Developed to assist port authorities in identifying environmental issues and in assessing their significance. TEAP can be used by any type of port authority or port company willing to implement a systematic and scientific-based method to identify its Significant Environmental Aspects.
Questions this practice may help answer
- What are the key environmental aspects related to a port authority’s activities? What is the significance of these environmental aspects?
- How can common criteria for the environmental management system standards such as ISO 14001, PERS and EMAS be devised?
The Tool for the identification and assessment of Environmental Aspects in Ports (TEAP) has been developed as part of the PERSEUS project. It is used for the purposes of assisting port authorities in the identification of Significant Environmental Aspects (SEA) and in the assessment of their salience. The tool addresses the need to unify approaches across the South European Seas (the Mediterranean and Black Seas) for the identification of environmental aspects to meet environmental management system standards such as ISO 14001, PERS and EMAS. This is a challenge for all port authorities in the region, who need to meet certain standards with respect to legislative and regulatory obligations.

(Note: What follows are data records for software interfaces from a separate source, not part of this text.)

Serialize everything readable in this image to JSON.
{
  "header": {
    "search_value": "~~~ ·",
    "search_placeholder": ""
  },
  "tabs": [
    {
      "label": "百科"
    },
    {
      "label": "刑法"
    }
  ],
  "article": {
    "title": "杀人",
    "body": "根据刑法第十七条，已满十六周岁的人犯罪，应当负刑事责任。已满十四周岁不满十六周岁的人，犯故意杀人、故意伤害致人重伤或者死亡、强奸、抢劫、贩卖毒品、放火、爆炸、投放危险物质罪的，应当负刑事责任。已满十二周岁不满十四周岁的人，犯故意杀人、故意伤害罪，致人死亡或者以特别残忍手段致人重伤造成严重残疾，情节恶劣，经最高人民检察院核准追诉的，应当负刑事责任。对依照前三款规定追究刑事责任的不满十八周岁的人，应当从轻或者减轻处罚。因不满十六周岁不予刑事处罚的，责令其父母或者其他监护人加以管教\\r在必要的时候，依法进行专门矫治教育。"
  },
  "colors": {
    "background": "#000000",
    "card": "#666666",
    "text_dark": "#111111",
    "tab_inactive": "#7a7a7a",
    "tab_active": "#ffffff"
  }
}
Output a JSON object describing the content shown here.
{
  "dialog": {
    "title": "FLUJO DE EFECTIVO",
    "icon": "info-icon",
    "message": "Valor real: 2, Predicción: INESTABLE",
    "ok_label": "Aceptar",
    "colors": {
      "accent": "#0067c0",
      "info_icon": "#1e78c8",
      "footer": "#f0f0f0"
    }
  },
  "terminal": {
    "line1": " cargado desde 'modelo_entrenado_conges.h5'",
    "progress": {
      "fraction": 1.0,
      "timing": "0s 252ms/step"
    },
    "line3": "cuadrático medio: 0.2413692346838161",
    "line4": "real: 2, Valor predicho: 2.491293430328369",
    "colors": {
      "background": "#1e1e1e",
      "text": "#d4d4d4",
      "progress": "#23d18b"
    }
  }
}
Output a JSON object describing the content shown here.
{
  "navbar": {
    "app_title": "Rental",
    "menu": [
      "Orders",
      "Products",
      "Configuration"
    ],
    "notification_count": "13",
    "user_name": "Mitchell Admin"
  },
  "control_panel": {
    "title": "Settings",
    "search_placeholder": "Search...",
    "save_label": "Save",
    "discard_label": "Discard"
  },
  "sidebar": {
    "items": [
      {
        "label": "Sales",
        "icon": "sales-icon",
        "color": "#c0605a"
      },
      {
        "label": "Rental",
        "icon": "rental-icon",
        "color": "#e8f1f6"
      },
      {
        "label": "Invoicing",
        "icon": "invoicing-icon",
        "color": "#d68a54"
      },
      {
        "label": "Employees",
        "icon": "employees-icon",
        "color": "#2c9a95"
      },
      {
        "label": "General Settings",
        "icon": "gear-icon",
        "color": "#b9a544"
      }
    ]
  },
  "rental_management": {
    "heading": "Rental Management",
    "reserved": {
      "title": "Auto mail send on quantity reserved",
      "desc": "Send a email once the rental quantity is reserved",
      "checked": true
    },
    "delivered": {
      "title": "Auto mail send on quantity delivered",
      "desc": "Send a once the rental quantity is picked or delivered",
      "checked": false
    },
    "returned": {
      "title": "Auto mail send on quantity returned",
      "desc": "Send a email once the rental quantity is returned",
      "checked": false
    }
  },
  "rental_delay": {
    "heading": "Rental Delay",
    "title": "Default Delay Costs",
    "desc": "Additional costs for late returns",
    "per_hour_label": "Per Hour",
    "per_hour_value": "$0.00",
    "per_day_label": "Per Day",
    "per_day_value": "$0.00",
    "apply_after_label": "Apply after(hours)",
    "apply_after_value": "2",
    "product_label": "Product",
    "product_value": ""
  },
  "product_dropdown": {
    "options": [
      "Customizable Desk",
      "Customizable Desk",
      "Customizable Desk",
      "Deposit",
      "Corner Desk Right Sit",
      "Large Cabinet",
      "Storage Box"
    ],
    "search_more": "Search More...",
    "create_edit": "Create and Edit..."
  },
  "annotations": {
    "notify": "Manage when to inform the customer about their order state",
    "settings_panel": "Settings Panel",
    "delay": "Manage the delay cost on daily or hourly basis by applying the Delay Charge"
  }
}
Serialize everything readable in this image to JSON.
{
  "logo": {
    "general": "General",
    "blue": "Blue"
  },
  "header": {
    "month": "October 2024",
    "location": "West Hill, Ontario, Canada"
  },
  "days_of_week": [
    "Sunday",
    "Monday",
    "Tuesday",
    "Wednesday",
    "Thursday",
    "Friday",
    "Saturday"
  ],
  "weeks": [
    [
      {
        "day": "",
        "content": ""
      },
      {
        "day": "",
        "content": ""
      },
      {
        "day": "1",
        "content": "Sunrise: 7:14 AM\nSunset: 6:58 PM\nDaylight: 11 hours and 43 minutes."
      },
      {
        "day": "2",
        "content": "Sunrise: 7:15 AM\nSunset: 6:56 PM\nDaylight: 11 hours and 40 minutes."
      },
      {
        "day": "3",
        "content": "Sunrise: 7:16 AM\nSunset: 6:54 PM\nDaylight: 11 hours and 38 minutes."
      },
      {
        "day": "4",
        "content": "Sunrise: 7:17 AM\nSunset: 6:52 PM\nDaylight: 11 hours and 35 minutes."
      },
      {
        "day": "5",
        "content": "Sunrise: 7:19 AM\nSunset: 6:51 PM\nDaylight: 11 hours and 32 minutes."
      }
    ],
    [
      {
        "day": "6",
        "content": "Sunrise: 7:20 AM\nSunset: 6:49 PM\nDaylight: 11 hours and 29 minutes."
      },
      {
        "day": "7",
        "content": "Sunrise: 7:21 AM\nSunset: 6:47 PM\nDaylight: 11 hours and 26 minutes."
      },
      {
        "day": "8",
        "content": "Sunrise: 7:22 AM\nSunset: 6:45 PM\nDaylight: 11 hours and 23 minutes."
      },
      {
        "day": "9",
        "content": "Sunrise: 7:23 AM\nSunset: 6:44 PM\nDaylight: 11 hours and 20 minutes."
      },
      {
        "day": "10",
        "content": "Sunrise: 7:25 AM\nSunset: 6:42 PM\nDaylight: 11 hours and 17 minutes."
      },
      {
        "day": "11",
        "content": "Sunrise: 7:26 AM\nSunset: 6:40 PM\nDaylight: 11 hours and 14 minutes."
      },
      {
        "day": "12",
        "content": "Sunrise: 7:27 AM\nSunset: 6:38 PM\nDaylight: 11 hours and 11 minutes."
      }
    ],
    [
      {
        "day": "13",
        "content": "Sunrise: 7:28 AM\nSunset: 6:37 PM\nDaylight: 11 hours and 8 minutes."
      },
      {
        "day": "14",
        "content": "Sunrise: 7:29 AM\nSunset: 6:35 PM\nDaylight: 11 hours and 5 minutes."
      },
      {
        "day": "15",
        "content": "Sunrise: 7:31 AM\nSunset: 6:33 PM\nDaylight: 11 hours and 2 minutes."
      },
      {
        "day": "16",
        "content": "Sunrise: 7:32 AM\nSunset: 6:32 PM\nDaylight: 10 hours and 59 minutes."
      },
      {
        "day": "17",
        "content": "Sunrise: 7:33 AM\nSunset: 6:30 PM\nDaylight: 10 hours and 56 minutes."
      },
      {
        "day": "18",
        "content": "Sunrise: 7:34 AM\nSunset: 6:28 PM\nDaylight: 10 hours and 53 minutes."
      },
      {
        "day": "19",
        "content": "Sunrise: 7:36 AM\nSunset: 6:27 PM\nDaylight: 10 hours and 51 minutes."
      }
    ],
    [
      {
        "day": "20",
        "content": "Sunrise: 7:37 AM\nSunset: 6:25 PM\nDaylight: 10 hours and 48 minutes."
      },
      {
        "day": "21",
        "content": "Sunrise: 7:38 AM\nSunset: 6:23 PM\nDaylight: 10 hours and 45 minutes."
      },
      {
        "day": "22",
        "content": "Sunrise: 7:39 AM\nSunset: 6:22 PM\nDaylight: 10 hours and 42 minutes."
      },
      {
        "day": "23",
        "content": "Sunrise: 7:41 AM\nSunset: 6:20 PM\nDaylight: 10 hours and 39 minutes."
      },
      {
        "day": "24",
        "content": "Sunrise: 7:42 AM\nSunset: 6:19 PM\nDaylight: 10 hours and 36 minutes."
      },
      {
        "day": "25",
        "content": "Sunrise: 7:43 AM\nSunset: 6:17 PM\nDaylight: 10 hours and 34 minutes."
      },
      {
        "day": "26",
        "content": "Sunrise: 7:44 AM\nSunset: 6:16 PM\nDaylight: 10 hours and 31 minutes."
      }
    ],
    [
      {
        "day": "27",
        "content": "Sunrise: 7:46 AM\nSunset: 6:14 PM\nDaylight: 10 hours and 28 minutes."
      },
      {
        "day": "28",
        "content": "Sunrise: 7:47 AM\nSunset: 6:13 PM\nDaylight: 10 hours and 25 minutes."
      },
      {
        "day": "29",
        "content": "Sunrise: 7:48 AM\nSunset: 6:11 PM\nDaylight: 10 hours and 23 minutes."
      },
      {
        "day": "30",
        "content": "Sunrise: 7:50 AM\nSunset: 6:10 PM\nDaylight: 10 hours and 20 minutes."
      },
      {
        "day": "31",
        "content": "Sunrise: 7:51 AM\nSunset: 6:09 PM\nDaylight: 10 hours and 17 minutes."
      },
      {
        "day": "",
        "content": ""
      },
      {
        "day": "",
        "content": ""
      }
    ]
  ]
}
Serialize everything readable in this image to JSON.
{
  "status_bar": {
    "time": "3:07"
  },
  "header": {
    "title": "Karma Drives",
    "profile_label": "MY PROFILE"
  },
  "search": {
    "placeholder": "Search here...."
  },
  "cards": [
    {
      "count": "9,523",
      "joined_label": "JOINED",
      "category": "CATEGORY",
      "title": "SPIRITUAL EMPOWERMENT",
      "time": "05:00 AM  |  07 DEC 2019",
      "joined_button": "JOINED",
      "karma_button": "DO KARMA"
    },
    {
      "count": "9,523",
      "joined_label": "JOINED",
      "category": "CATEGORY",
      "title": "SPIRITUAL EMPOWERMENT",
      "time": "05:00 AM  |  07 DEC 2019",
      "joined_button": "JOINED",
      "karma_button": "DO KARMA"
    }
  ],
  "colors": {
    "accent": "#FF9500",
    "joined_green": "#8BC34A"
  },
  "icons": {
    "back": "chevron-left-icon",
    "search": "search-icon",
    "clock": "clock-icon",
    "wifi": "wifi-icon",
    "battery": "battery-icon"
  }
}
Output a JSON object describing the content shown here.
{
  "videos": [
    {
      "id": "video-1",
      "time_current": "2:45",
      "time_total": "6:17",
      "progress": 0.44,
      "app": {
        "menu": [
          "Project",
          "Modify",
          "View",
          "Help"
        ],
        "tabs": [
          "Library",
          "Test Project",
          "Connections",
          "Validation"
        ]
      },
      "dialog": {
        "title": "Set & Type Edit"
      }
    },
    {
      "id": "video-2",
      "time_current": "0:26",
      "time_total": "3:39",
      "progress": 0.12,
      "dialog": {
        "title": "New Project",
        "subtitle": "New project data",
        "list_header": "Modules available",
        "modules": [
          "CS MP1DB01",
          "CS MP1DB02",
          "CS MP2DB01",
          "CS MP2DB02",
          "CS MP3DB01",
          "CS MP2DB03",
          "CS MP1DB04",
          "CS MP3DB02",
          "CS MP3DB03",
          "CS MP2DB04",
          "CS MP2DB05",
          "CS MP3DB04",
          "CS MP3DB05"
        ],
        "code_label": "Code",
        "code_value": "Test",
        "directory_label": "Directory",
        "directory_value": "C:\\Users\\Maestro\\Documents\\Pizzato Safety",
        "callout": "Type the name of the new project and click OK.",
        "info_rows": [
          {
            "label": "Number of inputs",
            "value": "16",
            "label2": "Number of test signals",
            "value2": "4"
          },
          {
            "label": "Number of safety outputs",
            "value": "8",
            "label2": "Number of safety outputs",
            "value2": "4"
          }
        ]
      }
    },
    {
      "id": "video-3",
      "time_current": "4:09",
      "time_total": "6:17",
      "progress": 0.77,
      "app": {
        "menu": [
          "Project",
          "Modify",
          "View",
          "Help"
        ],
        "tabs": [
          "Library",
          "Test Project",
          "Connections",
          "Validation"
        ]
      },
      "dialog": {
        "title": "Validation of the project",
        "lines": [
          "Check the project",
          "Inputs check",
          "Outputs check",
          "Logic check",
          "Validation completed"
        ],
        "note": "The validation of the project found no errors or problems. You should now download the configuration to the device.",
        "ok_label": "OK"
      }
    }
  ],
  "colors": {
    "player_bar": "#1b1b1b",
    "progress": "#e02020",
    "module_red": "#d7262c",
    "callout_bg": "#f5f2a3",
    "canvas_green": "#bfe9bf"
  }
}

In addition, the tool will help improve the quality of the environment in the ports’ areas by emphasizing the crucial environmental issues.
Aspects / Objectives
- Assist port authorities in the identification of Significant Environmental Aspects;
- Assist port authorities in the assessment of Significant Environmental Aspects;
- Consolidate methods of achieving environmental management system standards;
- Help improve the quality of the environment in the ports and in the surrounding areas.
The Tool for the identification and assessment of Environmental Aspects in Ports (TEAP) is a user-friendly platform that is based online. It is confidential and no information collected during its use is transferred to third parties. The tool represents a 5-step procedure, which the port authorities normally complete in 30 minutes. The stages are the following:
- Step 1 (Port contact details): The person using the tool provides the contact details for the port authority, which he/she represents;
- Step 2 (Port activities): This step aims at identifying the activities carried out in the port. A large checklist of possible port activities is provided and the user has to select the ones that apply to his/her port. The selection of a particular activity results in the inclusion of the environmental aspects that are associated with that activity;
- Step 3 (Environmental aspects): This step provides a list of environmental aspects that are associated with the port activities selected in Step 2, ranking them from high to low occurrence. The list includes only Significant Environmental Aspects for the respective port, meaning that only the environmental aspects with a score equal to or higher than the threshold value of 50% of the maximum score are included;
- Step 4 (Application of criteria): The significance of the environmental aspects, identified at the previous stage, is assessed by means of the application of pre-defined criteria. The TEAP guides the user to determine the most significant aspects, whereby each of the criteria are attributed a weight between 1 and 5;
- Step 5 (Significant Environmental Aspects): In this last step the tool generates a final list of Significant Environmental Aspects (SEAs) specific to the respective port authority.
Main Outputs / Results
The main output of the TEAP is a list of Significant Environmental Aspects (SEAs) specific to the port authority represented by the user and consistent with a common set of criteria. The tool calculates an average value for each identified environmental aspect and provides an ordered ranking in accordance with the scoring system applied in Step 4 of the procedure. There is a threshold that defines the Significant Environmental Aspects, which corresponds to an average score of 3 points or more.
The TEAP can be transferred into other context in a relatively straightforward manner. The only requirement is that the tool is adjusted to the legislative and regulatory requirements prevalent in the respective region that it is expected to cover. Otherwise, the general approach to the identification and assessment of environmental aspects is fully transferrable and can be used in other contexts.
Readjustments of the TEAP need to take into consideration that different locations have different environmental profiles, therefore the pre-defined criteria for the assessment of environmental aspects need to be carefully reviewed and analysed and, if necessary, amended.
Prof. Rosa Mari Darbra Roman
Universitat Politecnica De Catalunya, Spain
E-mail: rm.darbraupc.edu (rm[dot]darbra[at]upc[dot]edu)
PERSEUS: Polytechnic University of Catalonia (UPC)
Costs / Funding Source
Direct costs of this practice elaboration are unknown.